Wyeth and GSK may see competition in pediatric vaccines
LONDON There may be a clash of the titans underway.
Pharma giants Wyeth and GlaxoSmithKline are set to go head to head with their competing childhood vaccines, but Wyeth dismissed any worries about the newcomer to the vaccine playground.
Wyeth’s Prevnar will remain a key sales driver for the company but would not be hindered by Glaxo’s Synflorix, said Emilio Emini, the U.S. group’s head of vaccine research and development, on Tuesday.
Prevnar, a vaccine for infants and children to prevent certain invasive pneumococcal diseases, is active against seven types of streptococcus pneumonia, which together account for some 80 percent of illnesses, Reuters reported Tuesday.
Glaxo’s Synflorix, which a company spokeswoman said remained on track for submission to European regulators by the end of 2007, targets 10 types, and even prevents inflammation of the middle ear.
But Emini said Synflorix was incomparable to the new version of Prevnar.
“Essentially, it is a direct equivalent of the original Prevnar,” he said in an interview with Reuters on the sidelines of the FT Global Pharmaceutical and Biotechnology Conference. “If you look at the residual 20 percent of disease (not addressed by Prevnar) and ask how much is covered by the GSK 10-valent vaccine, it’s actually a small percentage. How much is covered by Prevnar-13? It’s over 60 percent,” Emini said.
Wyeth intends to submit a new version of Prevnar, active against 13 strains, to both European and U.S. regulators by the beginning of 2009.
The original version of the vaccine was introduced in 2000. Third-quarter sales of Prevnar were up 24 percent from a year earlier at $634 million.
Biomira to make move to U.S. under new name
EDMONTON, Canada Biomira shareholders have approved a plan to move the company to the U.S. and to change its name to Oncothyreon Incorporated. Oncothyreon will be the parent corporation of a successor company of Biomira and its subsidiaries, according to Canada.com.

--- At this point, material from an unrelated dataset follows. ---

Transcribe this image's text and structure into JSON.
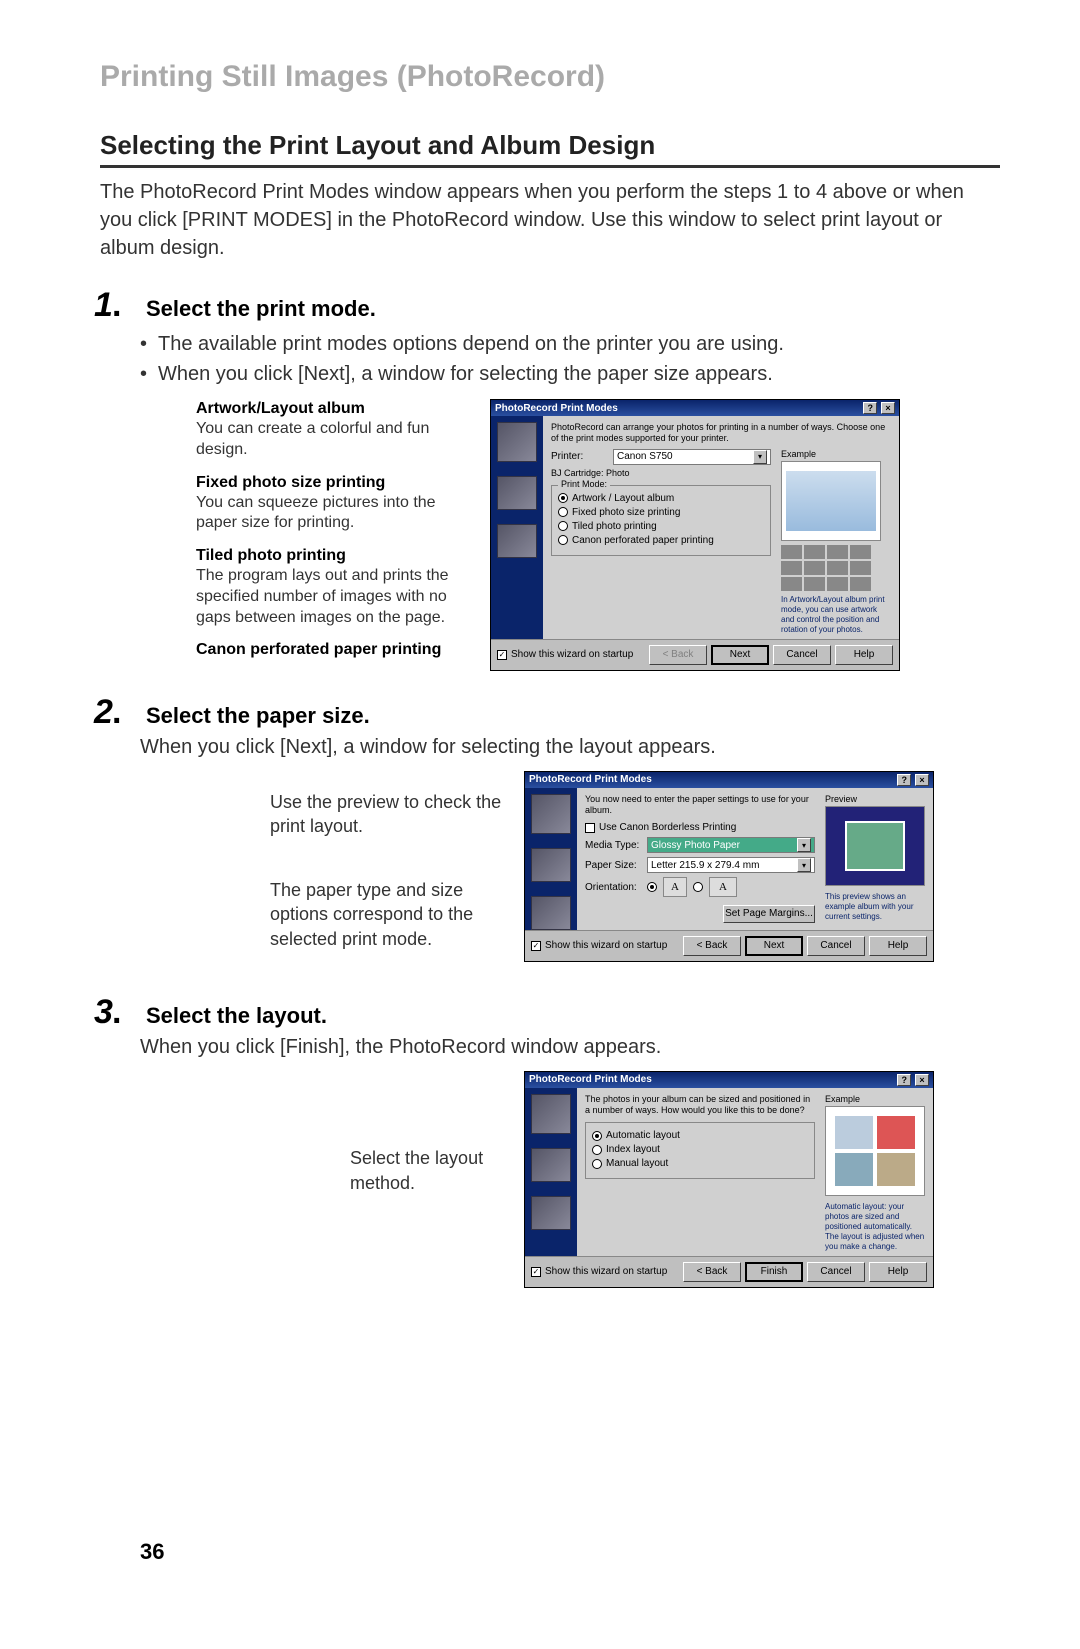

The biotech company, which focuses on cancer treatment, currently has a few drugs in its pipeline including Stimuvax, which it is developing with Merck to treat non-small cell lung cancer. That drug is currently in a Phase III clinical trial. The next drug that is furthest along in development is a small molecule called PX-12, which is a drug used to treat pancreatic cancer and is currently in a Phase II trial.

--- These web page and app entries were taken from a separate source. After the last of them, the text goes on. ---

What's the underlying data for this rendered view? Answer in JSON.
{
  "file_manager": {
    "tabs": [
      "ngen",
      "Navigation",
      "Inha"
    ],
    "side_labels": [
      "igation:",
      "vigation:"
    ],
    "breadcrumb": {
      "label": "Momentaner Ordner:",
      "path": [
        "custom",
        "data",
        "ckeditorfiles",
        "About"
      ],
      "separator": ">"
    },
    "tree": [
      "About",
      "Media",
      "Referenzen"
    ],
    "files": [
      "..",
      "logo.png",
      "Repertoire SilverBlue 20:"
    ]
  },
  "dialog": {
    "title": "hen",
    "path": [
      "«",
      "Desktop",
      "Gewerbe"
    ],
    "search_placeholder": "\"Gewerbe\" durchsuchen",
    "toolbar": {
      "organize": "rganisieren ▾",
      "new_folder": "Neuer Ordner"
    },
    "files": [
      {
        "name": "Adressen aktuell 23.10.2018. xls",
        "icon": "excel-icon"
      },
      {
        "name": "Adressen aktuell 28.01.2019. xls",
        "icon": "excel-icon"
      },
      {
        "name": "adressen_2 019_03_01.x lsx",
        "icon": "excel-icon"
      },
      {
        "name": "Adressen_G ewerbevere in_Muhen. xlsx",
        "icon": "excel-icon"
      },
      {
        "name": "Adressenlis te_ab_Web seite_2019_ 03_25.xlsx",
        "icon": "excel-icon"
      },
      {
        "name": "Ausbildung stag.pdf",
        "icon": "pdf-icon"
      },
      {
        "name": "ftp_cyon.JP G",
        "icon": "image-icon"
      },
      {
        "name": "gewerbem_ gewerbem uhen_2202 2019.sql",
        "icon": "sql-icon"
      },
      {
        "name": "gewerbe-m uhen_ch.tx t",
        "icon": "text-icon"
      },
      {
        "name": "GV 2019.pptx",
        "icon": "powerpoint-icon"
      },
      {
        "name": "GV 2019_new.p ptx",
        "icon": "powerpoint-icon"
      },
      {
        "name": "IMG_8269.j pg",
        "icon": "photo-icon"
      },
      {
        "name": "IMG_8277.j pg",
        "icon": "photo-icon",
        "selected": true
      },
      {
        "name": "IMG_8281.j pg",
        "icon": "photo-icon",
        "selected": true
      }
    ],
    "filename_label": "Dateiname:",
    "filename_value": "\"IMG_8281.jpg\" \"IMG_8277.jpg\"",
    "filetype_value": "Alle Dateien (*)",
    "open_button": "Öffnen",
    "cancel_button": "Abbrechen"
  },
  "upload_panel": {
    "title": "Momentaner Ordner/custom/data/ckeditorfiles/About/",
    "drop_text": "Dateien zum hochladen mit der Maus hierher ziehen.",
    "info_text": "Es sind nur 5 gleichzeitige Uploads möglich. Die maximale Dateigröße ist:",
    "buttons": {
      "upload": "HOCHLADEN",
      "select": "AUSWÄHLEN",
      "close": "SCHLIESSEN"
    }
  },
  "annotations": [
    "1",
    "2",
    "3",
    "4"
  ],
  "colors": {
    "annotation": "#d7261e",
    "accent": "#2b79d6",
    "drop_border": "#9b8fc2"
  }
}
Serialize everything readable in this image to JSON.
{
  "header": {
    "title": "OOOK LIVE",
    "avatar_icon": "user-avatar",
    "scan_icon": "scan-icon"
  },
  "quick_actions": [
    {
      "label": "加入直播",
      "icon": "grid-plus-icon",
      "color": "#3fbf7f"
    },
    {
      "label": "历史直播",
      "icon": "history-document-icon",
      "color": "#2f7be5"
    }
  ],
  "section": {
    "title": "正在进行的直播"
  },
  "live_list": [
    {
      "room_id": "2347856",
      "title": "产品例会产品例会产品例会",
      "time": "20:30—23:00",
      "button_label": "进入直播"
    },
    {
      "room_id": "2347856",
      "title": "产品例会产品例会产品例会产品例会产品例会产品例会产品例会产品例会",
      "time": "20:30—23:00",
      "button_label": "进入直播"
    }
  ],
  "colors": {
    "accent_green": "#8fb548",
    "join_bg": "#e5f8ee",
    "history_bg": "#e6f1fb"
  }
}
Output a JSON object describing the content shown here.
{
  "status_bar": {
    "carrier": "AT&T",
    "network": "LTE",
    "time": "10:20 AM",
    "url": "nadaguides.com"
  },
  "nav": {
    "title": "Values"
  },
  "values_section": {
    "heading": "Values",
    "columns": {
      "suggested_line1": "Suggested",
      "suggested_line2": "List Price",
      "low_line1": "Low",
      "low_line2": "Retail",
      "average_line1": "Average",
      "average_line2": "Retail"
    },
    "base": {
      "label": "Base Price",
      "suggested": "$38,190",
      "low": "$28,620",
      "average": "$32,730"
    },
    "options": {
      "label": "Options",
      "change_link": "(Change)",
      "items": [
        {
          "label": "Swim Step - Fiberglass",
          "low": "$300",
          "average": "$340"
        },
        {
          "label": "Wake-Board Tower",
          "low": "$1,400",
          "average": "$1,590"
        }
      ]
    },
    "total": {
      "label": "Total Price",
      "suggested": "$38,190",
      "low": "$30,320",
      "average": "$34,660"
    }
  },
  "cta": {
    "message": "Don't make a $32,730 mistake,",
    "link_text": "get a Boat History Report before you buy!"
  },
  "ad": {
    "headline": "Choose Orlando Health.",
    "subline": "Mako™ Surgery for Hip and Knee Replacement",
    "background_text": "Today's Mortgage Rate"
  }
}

“We are very pleased to have received the strong support of our shareholders for our relocation and the revision of our capital structure,” chief executive officer Robert Kirkland said. The shareholders will receive one-sixth of a share of common stock of Oncothyreon in exchange for each Biomira share. The new company will be based in Seattle.